Action item — When a line of the records below contains the string "value", copy that whole line.

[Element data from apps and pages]
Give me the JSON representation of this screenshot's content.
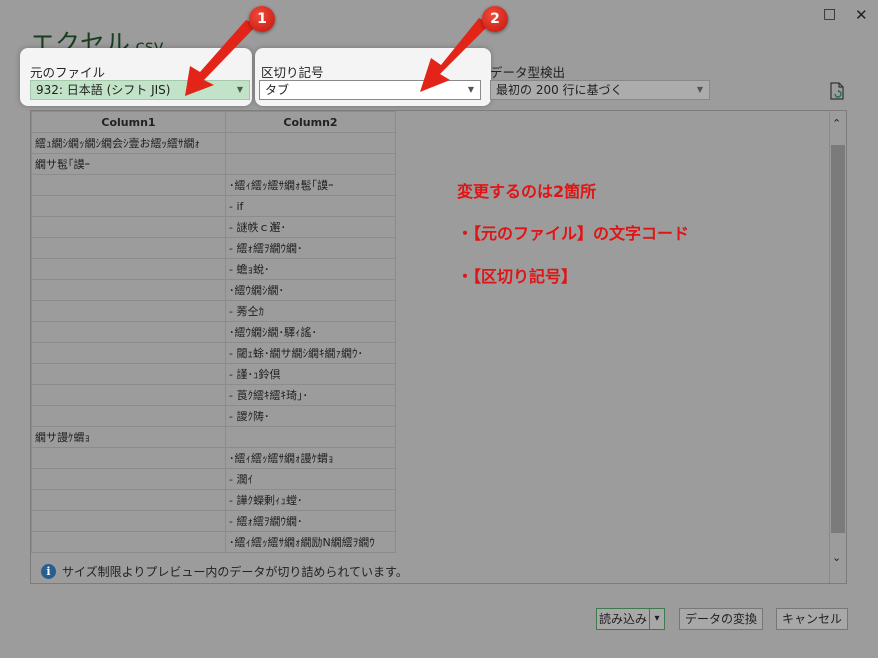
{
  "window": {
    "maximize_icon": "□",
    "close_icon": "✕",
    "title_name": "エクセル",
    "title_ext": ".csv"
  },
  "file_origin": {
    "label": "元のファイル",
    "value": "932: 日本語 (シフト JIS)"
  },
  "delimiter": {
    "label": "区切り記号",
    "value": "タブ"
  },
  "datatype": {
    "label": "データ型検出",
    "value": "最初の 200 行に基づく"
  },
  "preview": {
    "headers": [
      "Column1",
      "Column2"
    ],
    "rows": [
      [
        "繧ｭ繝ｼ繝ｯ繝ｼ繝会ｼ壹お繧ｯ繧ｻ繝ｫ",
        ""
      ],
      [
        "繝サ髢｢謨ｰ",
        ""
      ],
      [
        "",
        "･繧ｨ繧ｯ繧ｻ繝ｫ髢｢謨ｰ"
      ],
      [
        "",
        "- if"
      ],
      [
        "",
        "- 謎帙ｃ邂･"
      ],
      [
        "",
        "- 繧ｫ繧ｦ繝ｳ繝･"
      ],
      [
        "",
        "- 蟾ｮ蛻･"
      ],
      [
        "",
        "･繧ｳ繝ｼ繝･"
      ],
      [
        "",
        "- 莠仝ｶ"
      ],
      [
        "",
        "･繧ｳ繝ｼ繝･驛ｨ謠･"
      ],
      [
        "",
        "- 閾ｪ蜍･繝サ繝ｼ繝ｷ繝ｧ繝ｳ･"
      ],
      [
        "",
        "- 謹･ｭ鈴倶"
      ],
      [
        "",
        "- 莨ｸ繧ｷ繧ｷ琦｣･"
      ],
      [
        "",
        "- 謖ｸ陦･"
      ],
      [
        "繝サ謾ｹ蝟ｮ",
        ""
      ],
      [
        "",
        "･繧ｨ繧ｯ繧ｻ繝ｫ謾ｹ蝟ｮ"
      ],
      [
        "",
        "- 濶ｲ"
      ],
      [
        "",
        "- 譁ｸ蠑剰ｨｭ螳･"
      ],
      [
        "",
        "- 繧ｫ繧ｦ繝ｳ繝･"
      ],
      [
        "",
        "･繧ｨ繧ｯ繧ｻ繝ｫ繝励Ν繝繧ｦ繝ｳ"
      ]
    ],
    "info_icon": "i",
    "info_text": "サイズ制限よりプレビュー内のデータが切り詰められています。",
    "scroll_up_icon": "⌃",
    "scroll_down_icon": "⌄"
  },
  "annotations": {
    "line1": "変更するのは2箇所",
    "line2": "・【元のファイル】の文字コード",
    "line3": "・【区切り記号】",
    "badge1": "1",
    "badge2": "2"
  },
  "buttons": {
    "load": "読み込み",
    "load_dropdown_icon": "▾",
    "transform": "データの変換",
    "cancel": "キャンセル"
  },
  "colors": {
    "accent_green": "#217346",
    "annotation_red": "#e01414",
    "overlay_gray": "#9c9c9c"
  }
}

Answer space —
    "value": "932: 日本語 (シフト JIS)"
    "value": "タブ"
    "value": "最初の 200 行に基づく"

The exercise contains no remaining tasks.